Excerpts from a dataset
____
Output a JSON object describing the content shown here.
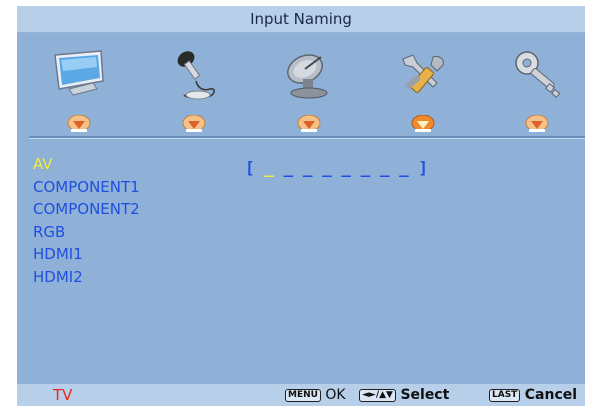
{
  "title": "Input Naming",
  "menu_icons": [
    "monitor-icon",
    "microphone-icon",
    "satellite-dish-icon",
    "tools-icon",
    "key-icon"
  ],
  "active_menu_index": 3,
  "inputs": [
    "AV",
    "COMPONENT1",
    "COMPONENT2",
    "RGB",
    "HDMI1",
    "HDMI2"
  ],
  "selected_input": "AV",
  "name_field": {
    "open_bracket": "[",
    "cursor": "_",
    "placeholder": " _ _ _ _ _ _ _ ",
    "close_bracket": "]"
  },
  "footer": {
    "source": "TV",
    "menu_key": "MENU",
    "ok_label": "OK",
    "nav_key": "◄►/▲▼",
    "select_label": "Select",
    "last_key": "LAST",
    "cancel_label": "Cancel"
  },
  "colors": {
    "panel": "#8fb1d8",
    "titlebar": "#b8cfe9",
    "item_text": "#1f4fe0",
    "selected_text": "#f2ec3a",
    "source_text": "#e8281e",
    "marker": "#f4c188",
    "marker_active": "#f08a2c"
  }
}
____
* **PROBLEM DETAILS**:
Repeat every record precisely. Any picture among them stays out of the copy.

* **EXERCISE SOLUTION**:
Output a JSON object describing the content shown here.
{
  "title": "Input Naming",
  "menu_icons": [
    "monitor-icon",
    "microphone-icon",
    "satellite-dish-icon",
    "tools-icon",
    "key-icon"
  ],
  "active_menu_index": 3,
  "inputs": [
    "AV",
    "COMPONENT1",
    "COMPONENT2",
    "RGB",
    "HDMI1",
    "HDMI2"
  ],
  "selected_input": "AV",
  "name_field": {
    "open_bracket": "[",
    "cursor": "_",
    "placeholder": " _ _ _ _ _ _ _ ",
    "close_bracket": "]"
  },
  "footer": {
    "source": "TV",
    "menu_key": "MENU",
    "ok_label": "OK",
    "nav_key": "◄►/▲▼",
    "select_label": "Select",
    "last_key": "LAST",
    "cancel_label": "Cancel"
  },
  "colors": {
    "panel": "#8fb1d8",
    "titlebar": "#b8cfe9",
    "item_text": "#1f4fe0",
    "selected_text": "#f2ec3a",
    "source_text": "#e8281e",
    "marker": "#f4c188",
    "marker_active": "#f08a2c"
  }
}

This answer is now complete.